== Exercise ==
Say how many lines in the records contain the string "ByLayer", giving the number by itself.

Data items
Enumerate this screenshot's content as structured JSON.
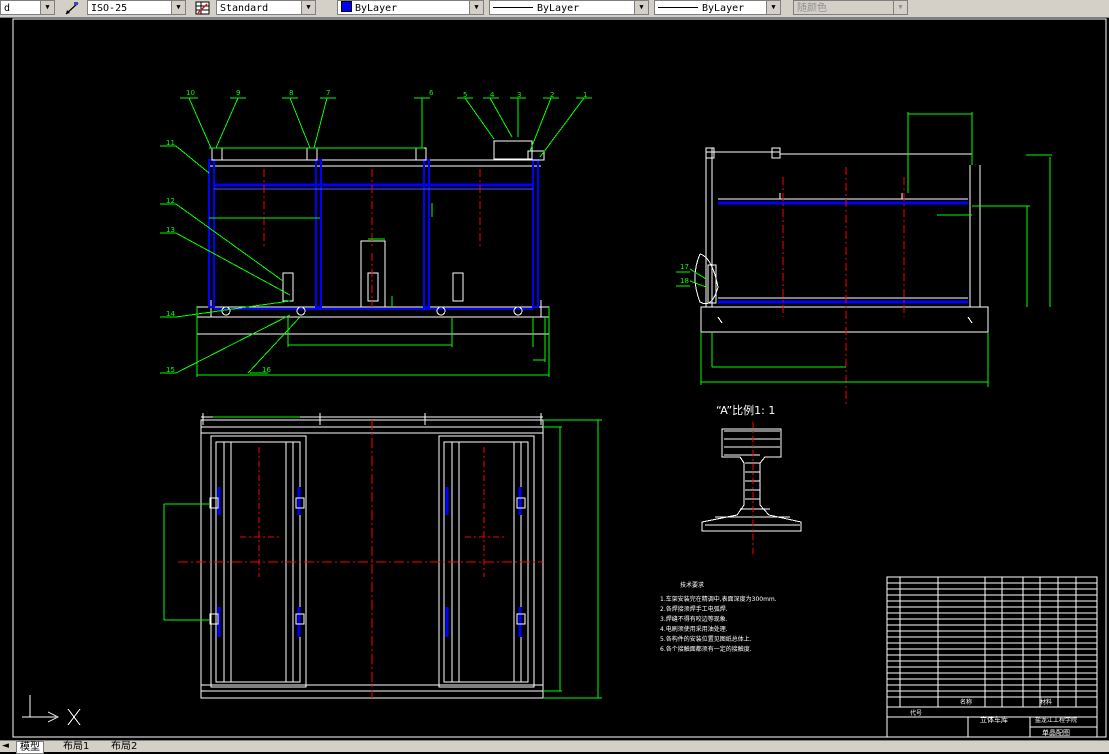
{
  "toolbar": {
    "text_style": "d",
    "dim_style": "ISO-25",
    "table_style": "Standard",
    "layer_color": "ByLayer",
    "linetype": "ByLayer",
    "lineweight": "ByLayer",
    "plot_style": "随颜色"
  },
  "tabs": {
    "model": "模型",
    "layout1": "布局1",
    "layout2": "布局2"
  },
  "drawing": {
    "balloons": {
      "b10": "10",
      "b9a": "9",
      "b8": "8",
      "b7": "7",
      "b6": "6",
      "b5": "5",
      "b4": "4",
      "b3": "3",
      "b2": "2",
      "b1": "1",
      "b11": "11",
      "b12": "12",
      "b13": "13",
      "b14": "14",
      "b15": "15",
      "b16": "16",
      "b17": "17",
      "b18": "18"
    },
    "detail_title": "“A”比例1: 1",
    "tech_notes": {
      "title": "技术要求",
      "lines": [
        "1.车架安装完在精调中,表面深度为300mm.",
        "2.各焊接须焊手工电弧焊.",
        "3.焊缝不得有咬边等现象.",
        "4.电刷须使用采用油处理.",
        "5.各构件的安装位置见图纸总体上.",
        "6.各个接触面都须有一定的接触度."
      ]
    },
    "title_block": {
      "name_label": "名称",
      "code_label": "代号",
      "material_label": "材料",
      "part_name": "立体车库",
      "sheet_name": "单晶配图",
      "school": "盐龙江工程学院"
    }
  },
  "colors": {
    "drawing_bg": "#000000",
    "frame": "#ffffff",
    "structure": "#0000ff",
    "centerline": "#ff0000",
    "dimension": "#00ff00",
    "ui_face": "#d4d0c8"
  }
}
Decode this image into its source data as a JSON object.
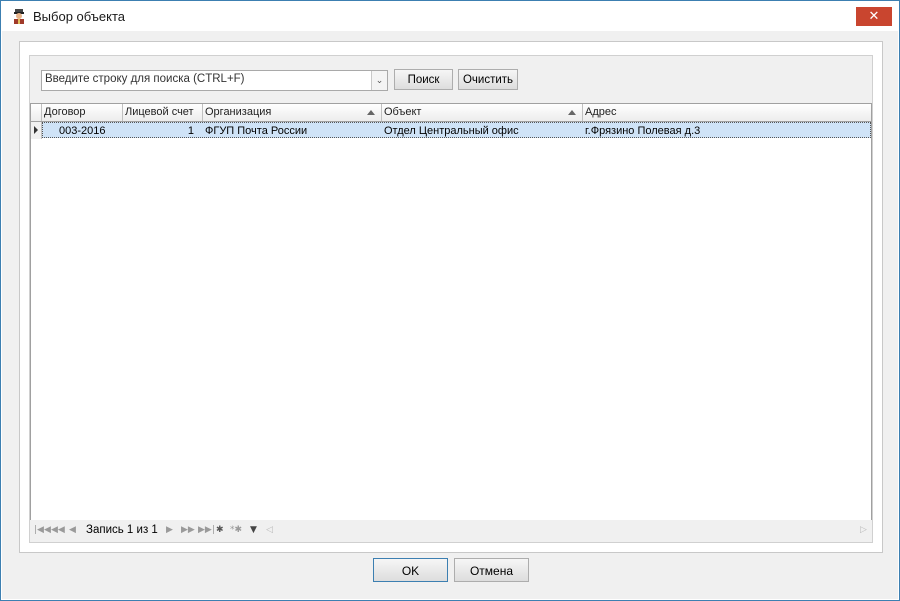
{
  "window": {
    "title": "Выбор объекта",
    "close_glyph": "✕"
  },
  "search": {
    "placeholder": "Введите строку для поиска (CTRL+F)",
    "dropdown_glyph": "⌄"
  },
  "toolbar": {
    "search_label": "Поиск",
    "clear_label": "Очистить"
  },
  "grid": {
    "columns": [
      {
        "label": "Договор",
        "sorted": false
      },
      {
        "label": "Лицевой счет",
        "sorted": false
      },
      {
        "label": "Организация",
        "sorted": true
      },
      {
        "label": "Объект",
        "sorted": true
      },
      {
        "label": "Адрес",
        "sorted": false
      }
    ],
    "rows": [
      {
        "contract": "003-2016",
        "account": "1",
        "organization": "ФГУП Почта России",
        "object": "Отдел Центральный офис",
        "address": "г.Фрязино Полевая д.3",
        "selected": true
      }
    ]
  },
  "navigator": {
    "record_label": "Запись 1 из 1",
    "icons": [
      "first-page-icon",
      "prev-page-icon",
      "prev-record-icon",
      "next-record-icon",
      "next-page-icon",
      "last-page-icon",
      "append-icon",
      "insert-icon",
      "filter-icon",
      "scroll-left-icon",
      "scroll-right-icon"
    ]
  },
  "footer": {
    "ok_label": "OK",
    "cancel_label": "Отмена"
  },
  "colors": {
    "accent_border": "#3c7fb1",
    "close_button": "#c9452f",
    "selected_row": "#cfe3f7"
  }
}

== Exercise output ==
3